SOURCE DATA

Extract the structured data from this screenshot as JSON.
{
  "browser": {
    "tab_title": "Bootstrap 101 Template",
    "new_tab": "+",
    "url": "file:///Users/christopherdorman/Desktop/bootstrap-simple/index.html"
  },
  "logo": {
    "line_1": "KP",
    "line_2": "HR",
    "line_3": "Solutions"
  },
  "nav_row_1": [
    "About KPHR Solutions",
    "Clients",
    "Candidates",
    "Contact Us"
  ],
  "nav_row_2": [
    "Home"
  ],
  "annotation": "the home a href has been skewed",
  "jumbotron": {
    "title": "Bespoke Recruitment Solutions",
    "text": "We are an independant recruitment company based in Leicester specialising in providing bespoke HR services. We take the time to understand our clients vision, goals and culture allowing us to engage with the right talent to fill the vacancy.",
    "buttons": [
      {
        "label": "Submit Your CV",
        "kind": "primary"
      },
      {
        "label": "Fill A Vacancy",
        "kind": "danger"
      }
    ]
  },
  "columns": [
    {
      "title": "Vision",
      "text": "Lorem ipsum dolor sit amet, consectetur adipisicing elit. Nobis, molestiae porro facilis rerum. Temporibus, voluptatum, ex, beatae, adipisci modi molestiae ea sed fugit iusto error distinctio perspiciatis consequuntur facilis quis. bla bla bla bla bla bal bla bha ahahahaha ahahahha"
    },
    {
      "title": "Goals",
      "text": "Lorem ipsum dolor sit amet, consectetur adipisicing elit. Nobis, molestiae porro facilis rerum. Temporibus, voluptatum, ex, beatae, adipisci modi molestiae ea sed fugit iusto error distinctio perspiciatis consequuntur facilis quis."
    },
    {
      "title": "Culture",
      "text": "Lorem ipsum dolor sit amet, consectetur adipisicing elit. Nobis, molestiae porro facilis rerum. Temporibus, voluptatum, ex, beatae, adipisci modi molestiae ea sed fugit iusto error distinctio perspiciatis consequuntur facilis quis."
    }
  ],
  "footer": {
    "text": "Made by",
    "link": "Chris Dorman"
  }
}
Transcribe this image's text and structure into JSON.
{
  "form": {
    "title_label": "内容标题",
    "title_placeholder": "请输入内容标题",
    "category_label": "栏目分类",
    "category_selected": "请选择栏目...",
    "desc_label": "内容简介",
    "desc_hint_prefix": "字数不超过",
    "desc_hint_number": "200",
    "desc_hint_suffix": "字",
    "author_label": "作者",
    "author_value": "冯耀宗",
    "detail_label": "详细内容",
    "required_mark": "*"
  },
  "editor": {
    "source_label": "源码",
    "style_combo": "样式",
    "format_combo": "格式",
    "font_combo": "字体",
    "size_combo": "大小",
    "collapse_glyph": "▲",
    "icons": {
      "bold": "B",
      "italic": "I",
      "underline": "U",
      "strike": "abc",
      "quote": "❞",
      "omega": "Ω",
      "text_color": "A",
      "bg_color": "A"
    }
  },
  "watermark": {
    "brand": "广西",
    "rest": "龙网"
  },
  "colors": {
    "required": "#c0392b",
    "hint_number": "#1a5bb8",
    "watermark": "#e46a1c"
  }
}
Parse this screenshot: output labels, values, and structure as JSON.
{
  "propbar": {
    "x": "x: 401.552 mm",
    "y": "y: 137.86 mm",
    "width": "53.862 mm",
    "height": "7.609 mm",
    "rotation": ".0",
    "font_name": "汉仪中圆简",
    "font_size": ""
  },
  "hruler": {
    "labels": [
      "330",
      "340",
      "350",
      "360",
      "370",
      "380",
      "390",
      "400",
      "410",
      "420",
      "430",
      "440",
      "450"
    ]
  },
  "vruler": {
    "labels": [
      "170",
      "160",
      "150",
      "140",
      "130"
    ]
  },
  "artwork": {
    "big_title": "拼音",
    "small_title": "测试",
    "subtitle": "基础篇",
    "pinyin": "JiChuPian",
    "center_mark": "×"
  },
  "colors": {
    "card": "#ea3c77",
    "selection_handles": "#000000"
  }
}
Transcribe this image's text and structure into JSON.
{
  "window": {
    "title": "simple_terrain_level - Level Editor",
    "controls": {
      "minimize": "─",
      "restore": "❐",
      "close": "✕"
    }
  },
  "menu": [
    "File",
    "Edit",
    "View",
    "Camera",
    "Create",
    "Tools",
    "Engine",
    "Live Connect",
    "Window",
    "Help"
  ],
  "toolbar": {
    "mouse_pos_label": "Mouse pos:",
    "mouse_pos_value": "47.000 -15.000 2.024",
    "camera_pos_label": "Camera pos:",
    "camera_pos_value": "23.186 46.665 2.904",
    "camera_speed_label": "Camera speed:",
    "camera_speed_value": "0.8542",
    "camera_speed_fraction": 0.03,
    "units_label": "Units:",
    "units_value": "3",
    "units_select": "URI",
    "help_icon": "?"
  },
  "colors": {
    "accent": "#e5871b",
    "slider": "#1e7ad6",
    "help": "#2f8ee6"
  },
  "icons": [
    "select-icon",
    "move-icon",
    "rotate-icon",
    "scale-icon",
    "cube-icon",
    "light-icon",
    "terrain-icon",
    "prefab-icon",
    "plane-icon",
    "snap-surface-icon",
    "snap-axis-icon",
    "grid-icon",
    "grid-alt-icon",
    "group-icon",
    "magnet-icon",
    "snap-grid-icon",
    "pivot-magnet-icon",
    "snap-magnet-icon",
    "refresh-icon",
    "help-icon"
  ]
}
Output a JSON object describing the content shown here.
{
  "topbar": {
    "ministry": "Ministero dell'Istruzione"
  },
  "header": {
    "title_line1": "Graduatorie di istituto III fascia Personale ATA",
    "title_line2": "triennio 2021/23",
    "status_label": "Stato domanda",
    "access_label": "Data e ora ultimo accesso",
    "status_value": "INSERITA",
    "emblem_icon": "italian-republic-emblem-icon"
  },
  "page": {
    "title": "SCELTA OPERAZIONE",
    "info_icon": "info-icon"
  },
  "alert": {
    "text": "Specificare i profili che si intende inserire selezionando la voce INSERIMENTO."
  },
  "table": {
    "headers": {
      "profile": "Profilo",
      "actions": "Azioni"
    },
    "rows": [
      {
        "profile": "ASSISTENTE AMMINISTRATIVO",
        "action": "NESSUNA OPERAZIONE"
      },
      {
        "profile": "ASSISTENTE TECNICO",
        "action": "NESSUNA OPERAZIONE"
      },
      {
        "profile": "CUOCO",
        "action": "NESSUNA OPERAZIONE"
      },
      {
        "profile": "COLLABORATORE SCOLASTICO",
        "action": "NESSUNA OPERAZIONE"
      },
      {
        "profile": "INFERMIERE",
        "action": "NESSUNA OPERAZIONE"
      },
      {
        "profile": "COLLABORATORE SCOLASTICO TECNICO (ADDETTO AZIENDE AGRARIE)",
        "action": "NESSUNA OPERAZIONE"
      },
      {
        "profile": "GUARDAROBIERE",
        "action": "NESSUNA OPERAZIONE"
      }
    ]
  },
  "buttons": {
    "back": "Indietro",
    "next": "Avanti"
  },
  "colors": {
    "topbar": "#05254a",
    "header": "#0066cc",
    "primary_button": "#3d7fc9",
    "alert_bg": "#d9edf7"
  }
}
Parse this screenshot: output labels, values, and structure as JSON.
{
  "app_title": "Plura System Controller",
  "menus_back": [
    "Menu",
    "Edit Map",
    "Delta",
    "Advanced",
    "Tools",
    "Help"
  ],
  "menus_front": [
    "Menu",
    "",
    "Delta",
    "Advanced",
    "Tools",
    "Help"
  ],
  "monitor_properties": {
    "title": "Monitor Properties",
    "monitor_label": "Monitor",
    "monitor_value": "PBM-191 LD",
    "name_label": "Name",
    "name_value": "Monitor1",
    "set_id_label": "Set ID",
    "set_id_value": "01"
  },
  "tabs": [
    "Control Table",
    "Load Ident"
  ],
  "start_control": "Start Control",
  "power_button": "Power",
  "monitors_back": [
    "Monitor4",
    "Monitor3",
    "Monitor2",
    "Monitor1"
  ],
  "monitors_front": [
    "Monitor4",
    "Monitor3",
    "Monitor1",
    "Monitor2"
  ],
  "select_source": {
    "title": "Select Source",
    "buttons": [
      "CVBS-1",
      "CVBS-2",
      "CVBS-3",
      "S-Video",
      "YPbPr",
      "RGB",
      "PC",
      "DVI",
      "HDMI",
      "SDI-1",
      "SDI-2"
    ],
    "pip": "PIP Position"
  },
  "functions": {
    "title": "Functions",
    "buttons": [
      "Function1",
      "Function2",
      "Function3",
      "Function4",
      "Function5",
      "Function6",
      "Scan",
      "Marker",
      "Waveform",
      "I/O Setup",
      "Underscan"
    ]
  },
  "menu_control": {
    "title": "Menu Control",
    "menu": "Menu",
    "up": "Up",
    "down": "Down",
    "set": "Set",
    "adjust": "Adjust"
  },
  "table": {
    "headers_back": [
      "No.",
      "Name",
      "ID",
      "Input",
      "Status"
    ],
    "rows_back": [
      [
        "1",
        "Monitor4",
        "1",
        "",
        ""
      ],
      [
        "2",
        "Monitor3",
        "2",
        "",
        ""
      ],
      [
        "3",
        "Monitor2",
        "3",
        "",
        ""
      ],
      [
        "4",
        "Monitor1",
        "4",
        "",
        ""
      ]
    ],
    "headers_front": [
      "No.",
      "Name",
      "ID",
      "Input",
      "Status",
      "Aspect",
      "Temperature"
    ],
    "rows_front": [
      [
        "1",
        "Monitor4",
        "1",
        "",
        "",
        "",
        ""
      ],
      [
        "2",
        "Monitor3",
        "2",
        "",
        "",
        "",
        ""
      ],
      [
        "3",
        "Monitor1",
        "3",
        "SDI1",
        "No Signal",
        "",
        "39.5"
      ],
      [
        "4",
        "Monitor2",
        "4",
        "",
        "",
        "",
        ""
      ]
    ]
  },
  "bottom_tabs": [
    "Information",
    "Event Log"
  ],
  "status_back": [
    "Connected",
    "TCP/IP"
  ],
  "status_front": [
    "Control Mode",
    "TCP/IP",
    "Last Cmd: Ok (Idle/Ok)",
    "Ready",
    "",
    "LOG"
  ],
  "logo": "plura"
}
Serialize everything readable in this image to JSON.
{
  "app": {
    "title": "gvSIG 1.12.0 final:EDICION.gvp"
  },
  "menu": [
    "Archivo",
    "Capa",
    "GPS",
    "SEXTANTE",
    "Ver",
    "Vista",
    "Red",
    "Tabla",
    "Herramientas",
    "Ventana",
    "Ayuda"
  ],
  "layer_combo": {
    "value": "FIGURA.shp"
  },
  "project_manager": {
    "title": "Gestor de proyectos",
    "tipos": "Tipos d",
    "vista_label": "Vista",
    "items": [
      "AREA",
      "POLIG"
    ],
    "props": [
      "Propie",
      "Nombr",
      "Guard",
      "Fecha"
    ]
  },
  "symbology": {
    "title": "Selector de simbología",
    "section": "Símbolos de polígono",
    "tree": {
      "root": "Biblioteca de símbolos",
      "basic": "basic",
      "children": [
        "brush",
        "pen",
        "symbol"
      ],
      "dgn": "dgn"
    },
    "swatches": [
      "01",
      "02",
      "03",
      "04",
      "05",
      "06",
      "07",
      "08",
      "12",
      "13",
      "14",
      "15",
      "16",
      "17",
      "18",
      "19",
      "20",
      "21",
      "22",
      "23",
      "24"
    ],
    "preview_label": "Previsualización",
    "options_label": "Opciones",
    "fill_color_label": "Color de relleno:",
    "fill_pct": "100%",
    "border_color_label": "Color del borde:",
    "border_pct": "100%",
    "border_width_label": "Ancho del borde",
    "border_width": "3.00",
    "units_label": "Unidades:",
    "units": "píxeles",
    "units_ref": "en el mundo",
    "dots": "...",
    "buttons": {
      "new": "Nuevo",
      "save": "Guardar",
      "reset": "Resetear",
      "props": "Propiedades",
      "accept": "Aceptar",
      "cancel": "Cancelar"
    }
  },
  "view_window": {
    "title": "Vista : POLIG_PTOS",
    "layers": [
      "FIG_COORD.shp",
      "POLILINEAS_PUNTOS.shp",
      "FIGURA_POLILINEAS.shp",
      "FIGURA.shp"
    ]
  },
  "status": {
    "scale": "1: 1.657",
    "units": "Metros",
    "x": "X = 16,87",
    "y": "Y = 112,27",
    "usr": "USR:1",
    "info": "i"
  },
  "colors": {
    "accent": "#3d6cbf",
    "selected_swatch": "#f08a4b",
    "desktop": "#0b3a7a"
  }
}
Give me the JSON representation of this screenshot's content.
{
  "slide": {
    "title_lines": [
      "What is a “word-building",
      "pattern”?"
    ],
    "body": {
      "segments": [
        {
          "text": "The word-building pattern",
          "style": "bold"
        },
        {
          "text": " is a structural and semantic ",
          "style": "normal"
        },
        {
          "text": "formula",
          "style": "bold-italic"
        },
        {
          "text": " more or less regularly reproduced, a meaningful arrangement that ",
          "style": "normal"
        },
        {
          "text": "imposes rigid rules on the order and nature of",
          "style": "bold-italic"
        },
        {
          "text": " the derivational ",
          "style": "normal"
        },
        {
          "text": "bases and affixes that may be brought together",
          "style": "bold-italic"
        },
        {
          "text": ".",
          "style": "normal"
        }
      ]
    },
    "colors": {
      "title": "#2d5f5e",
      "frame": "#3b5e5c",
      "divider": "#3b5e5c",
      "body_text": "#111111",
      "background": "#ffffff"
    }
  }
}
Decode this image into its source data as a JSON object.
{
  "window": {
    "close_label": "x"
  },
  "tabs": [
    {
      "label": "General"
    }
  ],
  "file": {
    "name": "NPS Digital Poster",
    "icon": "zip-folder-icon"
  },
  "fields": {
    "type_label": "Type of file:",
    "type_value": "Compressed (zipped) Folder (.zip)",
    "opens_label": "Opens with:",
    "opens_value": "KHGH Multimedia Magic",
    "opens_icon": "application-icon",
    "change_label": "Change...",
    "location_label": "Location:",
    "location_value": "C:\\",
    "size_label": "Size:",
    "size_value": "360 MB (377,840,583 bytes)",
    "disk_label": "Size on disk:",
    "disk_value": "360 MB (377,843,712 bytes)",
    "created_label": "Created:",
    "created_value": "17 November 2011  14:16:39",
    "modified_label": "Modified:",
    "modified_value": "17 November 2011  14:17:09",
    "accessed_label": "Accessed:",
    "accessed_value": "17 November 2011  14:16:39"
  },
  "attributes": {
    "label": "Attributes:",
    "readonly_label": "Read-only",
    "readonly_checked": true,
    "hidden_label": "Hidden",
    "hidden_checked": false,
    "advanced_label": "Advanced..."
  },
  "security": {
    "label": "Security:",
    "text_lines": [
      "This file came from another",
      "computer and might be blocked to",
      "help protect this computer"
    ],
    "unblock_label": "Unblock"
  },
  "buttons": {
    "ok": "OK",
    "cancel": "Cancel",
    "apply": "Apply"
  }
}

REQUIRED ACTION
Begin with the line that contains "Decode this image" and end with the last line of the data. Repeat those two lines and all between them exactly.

SOLUTION TO THIS TASK
Decode this image into its source data as a JSON object.
{
  "window": {
    "close_label": "x"
  },
  "tabs": [
    {
      "label": "General"
    }
  ],
  "file": {
    "name": "NPS Digital Poster",
    "icon": "zip-folder-icon"
  },
  "fields": {
    "type_label": "Type of file:",
    "type_value": "Compressed (zipped) Folder (.zip)",
    "opens_label": "Opens with:",
    "opens_value": "KHGH Multimedia Magic",
    "opens_icon": "application-icon",
    "change_label": "Change...",
    "location_label": "Location:",
    "location_value": "C:\\",
    "size_label": "Size:",
    "size_value": "360 MB (377,840,583 bytes)",
    "disk_label": "Size on disk:",
    "disk_value": "360 MB (377,843,712 bytes)",
    "created_label": "Created:",
    "created_value": "17 November 2011  14:16:39",
    "modified_label": "Modified:",
    "modified_value": "17 November 2011  14:17:09",
    "accessed_label": "Accessed:",
    "accessed_value": "17 November 2011  14:16:39"
  },
  "attributes": {
    "label": "Attributes:",
    "readonly_label": "Read-only",
    "readonly_checked": true,
    "hidden_label": "Hidden",
    "hidden_checked": false,
    "advanced_label": "Advanced..."
  },
  "security": {
    "label": "Security:",
    "text_lines": [
      "This file came from another",
      "computer and might be blocked to",
      "help protect this computer"
    ],
    "unblock_label": "Unblock"
  },
  "buttons": {
    "ok": "OK",
    "cancel": "Cancel",
    "apply": "Apply"
  }
}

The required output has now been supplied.